This event, Women Who Have Changed the Heart of the City, is meant to not only honor women doing amazing things, but to inspire us all to look around, right where we sit and get involved with those in need.

2011 Women Who've Changed the Heart of the City

This year’s honorees are sure to inspire

Sue Anschutz-Rogers who took on seeing that her father’s wishes to help those who were in need, would be carried out.  By taking the time to care and look deeper, she found that the needs of so many were not being met because those in the further corners of our state did not know how to access the help they needed.  Sue now helps all in need have access to the resources that are available.

A mail-order bride in her family caused a disturbance in the soul of Beth Klein.  She knew, even at a young age, it was not right for a woman to be bought and sold like a pair of shoes.  She got her law degree and has taken on sex slavery with a vengeance, and a goal of seeing it completely wiped out!  Writing laws in our country and now across the globe to make these horrendous crimes easier to prosecute, she is changing the world!

Diane Van Deren developed epileptic seizures during her pregnancy, which increased over the next 12 years to a point where she was seizing up to 10 times a day as she tried to care for her young children.  After undergoing a risky brain surgery to hopefully stop or at least slow the seizures, Diane started running when she realized the physical activity would stave off the feelings of an oncoming seizure.  Her two-mile run, turned into 100, 300 and most recently, she completed a 1,000-mile journey in 20 days.  Proving to herself, and to others battling with epilepsy or any other disability, that you really can outrun your problems.

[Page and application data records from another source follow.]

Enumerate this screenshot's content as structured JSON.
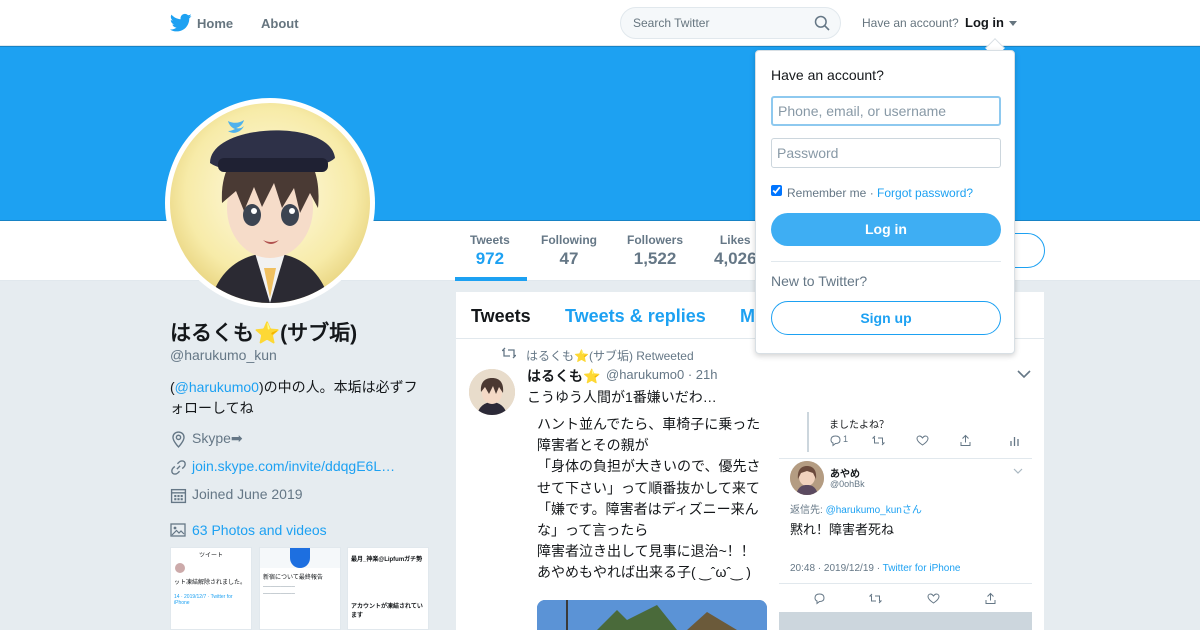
{
  "nav": {
    "home": "Home",
    "about": "About",
    "search_placeholder": "Search Twitter",
    "have_account": "Have an account?",
    "login": "Log in"
  },
  "colors": {
    "accent": "#1da1f2",
    "banner": "#1da1f2",
    "background": "#e6ecf0"
  },
  "profile": {
    "display_name": "はるくも⭐(サブ垢)",
    "handle": "@harukumo_kun",
    "bio_prefix": "(",
    "bio_mention": "@harukumo0",
    "bio_suffix": ")の中の人。本垢は必ずフォローしてね",
    "location": "Skype➡",
    "url": "join.skype.com/invite/ddqgE6L…",
    "joined": "Joined June 2019",
    "photos": "63 Photos and videos"
  },
  "stats": [
    {
      "label": "Tweets",
      "value": "972"
    },
    {
      "label": "Following",
      "value": "47"
    },
    {
      "label": "Followers",
      "value": "1,522"
    },
    {
      "label": "Likes",
      "value": "4,026"
    }
  ],
  "timeline": {
    "tabs": [
      "Tweets",
      "Tweets & replies",
      "M"
    ],
    "tweet": {
      "retweet_line": "はるくも⭐(サブ垢) Retweeted",
      "name": "はるくも⭐",
      "handle_time": "@harukumo0 · 21h",
      "text": "こうゆう人間が1番嫌いだわ…",
      "body": [
        "ハント並んでたら、車椅子に乗った",
        "障害者とその親が",
        "「身体の負担が大きいので、優先さ",
        "せて下さい」って順番抜かして来て",
        "「嫌です。障害者はディズニー来ん",
        "な」って言ったら",
        "障害者泣き出して見事に退治~！！",
        "あやめもやれば出来る子( ‿ˆωˆ‿ )"
      ]
    },
    "embed": {
      "prev_text": "ましたよね？",
      "prev_count": "1",
      "name": "あやめ",
      "handle": "@0ohBk",
      "reply_to_label": "返信先: ",
      "reply_to_user": "@harukumo_kunさん",
      "text": "黙れ！障害者死ね",
      "time": "20:48 · 2019/12/19 · ",
      "source": "Twitter for iPhone"
    }
  },
  "login_dropdown": {
    "title": "Have an account?",
    "username_placeholder": "Phone, email, or username",
    "password_placeholder": "Password",
    "remember": "Remember me",
    "separator": " · ",
    "forgot": "Forgot password?",
    "login_button": "Log in",
    "new_to": "New to Twitter?",
    "signup": "Sign up"
  },
  "thumbnails": [
    {
      "title": "ツイート",
      "line": "ット凍結解除されました。",
      "footer": "14 · 2019/12/7 · Twitter for iPhone"
    },
    {
      "title": "",
      "line": "新宿について最終報告",
      "footer": ""
    },
    {
      "title": "最月_神楽@Lipfumガチ勢",
      "line": "アカウントが凍結されています",
      "footer": ""
    }
  ]
}
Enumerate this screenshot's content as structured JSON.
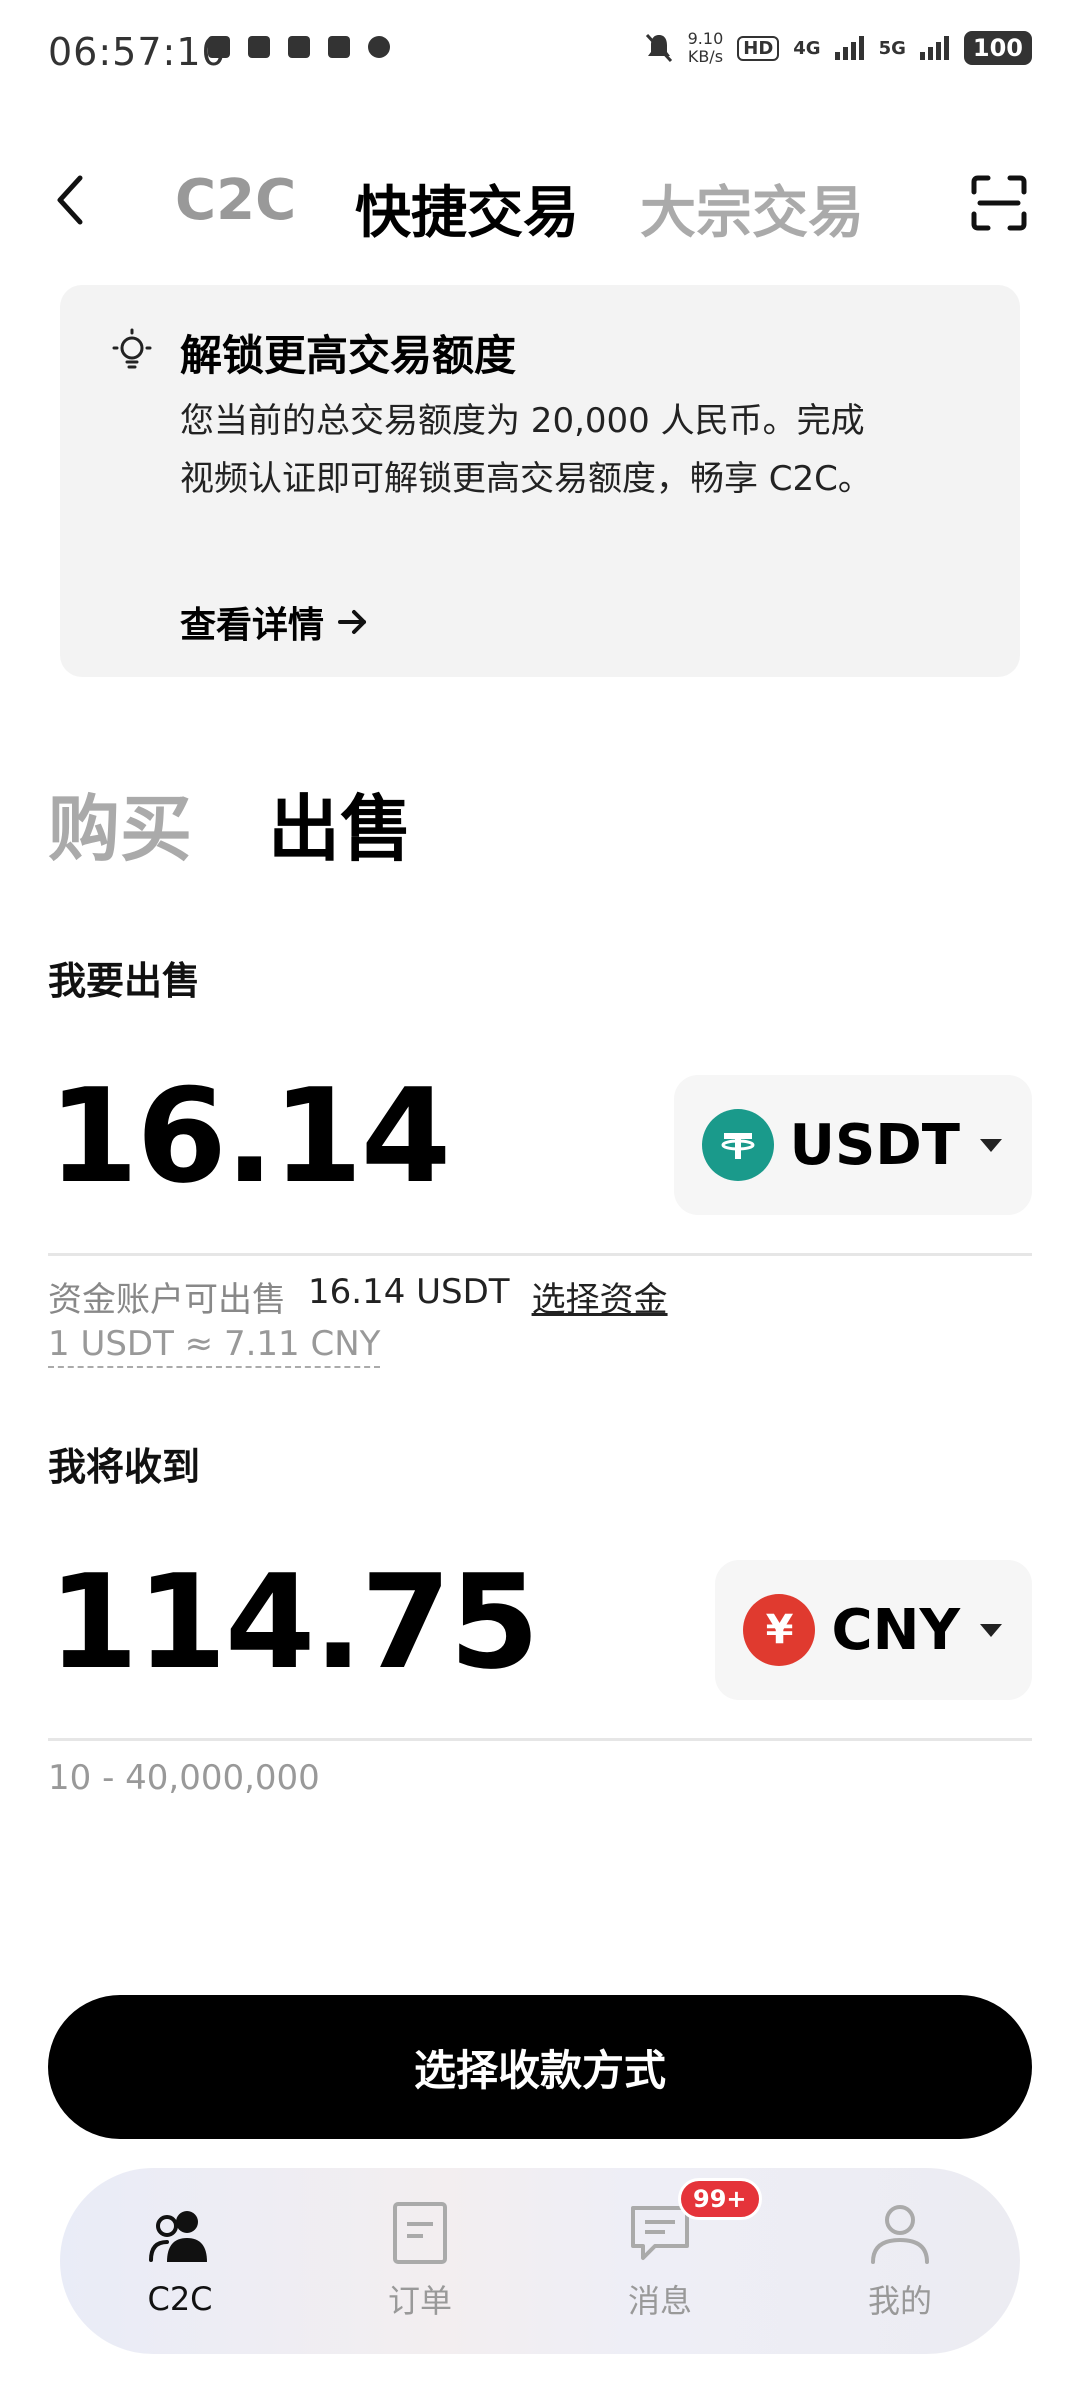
{
  "status_bar": {
    "time": "06:57:10",
    "net_speed_value": "9.10",
    "net_speed_unit": "KB/s",
    "hd_badge": "HD",
    "sim1": "4G",
    "sim2": "5G",
    "battery": "100"
  },
  "top_nav": {
    "tabs": [
      "C2C",
      "快捷交易",
      "大宗交易"
    ],
    "active_tab": "快捷交易"
  },
  "info_card": {
    "title": "解锁更高交易额度",
    "body": "您当前的总交易额度为 20,000 人民币。完成视频认证即可解锁更高交易额度，畅享 C2C。",
    "link": "查看详情"
  },
  "trade_tabs": {
    "buy": "购买",
    "sell": "出售",
    "active": "sell"
  },
  "sell_section": {
    "label": "我要出售",
    "amount": "16.14",
    "currency": "USDT",
    "available_label": "资金账户可出售",
    "available_value": "16.14 USDT",
    "select_funds": "选择资金",
    "rate": "1 USDT ≈ 7.11 CNY"
  },
  "receive_section": {
    "label": "我将收到",
    "amount": "114.75",
    "currency": "CNY",
    "currency_symbol": "¥",
    "range": "10 - 40,000,000"
  },
  "cta": {
    "label": "选择收款方式"
  },
  "bottom_nav": {
    "items": [
      {
        "label": "C2C",
        "icon": "users-icon"
      },
      {
        "label": "订单",
        "icon": "order-icon"
      },
      {
        "label": "消息",
        "icon": "message-icon"
      },
      {
        "label": "我的",
        "icon": "profile-icon"
      }
    ],
    "active": "C2C",
    "message_badge": "99+"
  },
  "colors": {
    "usdt": "#1a9a8b",
    "cny": "#e03a2f",
    "badge": "#e5343a"
  }
}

Keri Christiansen was living her dream life as a well-known and accomplished talent agent here in Denver, Colorado.  Because her family had been touched by breast-cancer scares in the past, Keri and her sister, channel 9 anchor, Kim Christiansen, spread the message of Buddy Check 9, encouraging women to get regular breast exams.  Irony struck hard when Keri discovered she had breast cancer herself.  Instead of seeing the diagnoses as a defeat, she took it on as a challenge and a pivotal point to make big changes in her own life.  Moving into the non-profit world Keri is now developing talent and raising awareness at The Denver Hospice.

What challenge or opportunity are you facing today?  Will you sit back and wait for someone else to do something or will you reach out and stir the waters right where you are?

Join us on September 14, 2012 and meet these incredible women and many more. Register here:

Let’s make a big ripple together that can change the heart of the city!  Denver Rescue Mission event: THIS

BIO: Gina Schreck has been on the Committee for the Women Who have Changed the Heart of the City event for all four years and loves getting to meet and be inspired by these amazing women!  She is the president and co-founder of SynapseConnecting, an interactive technology and social media management company.  Find her on Twitter @GinaSchreck.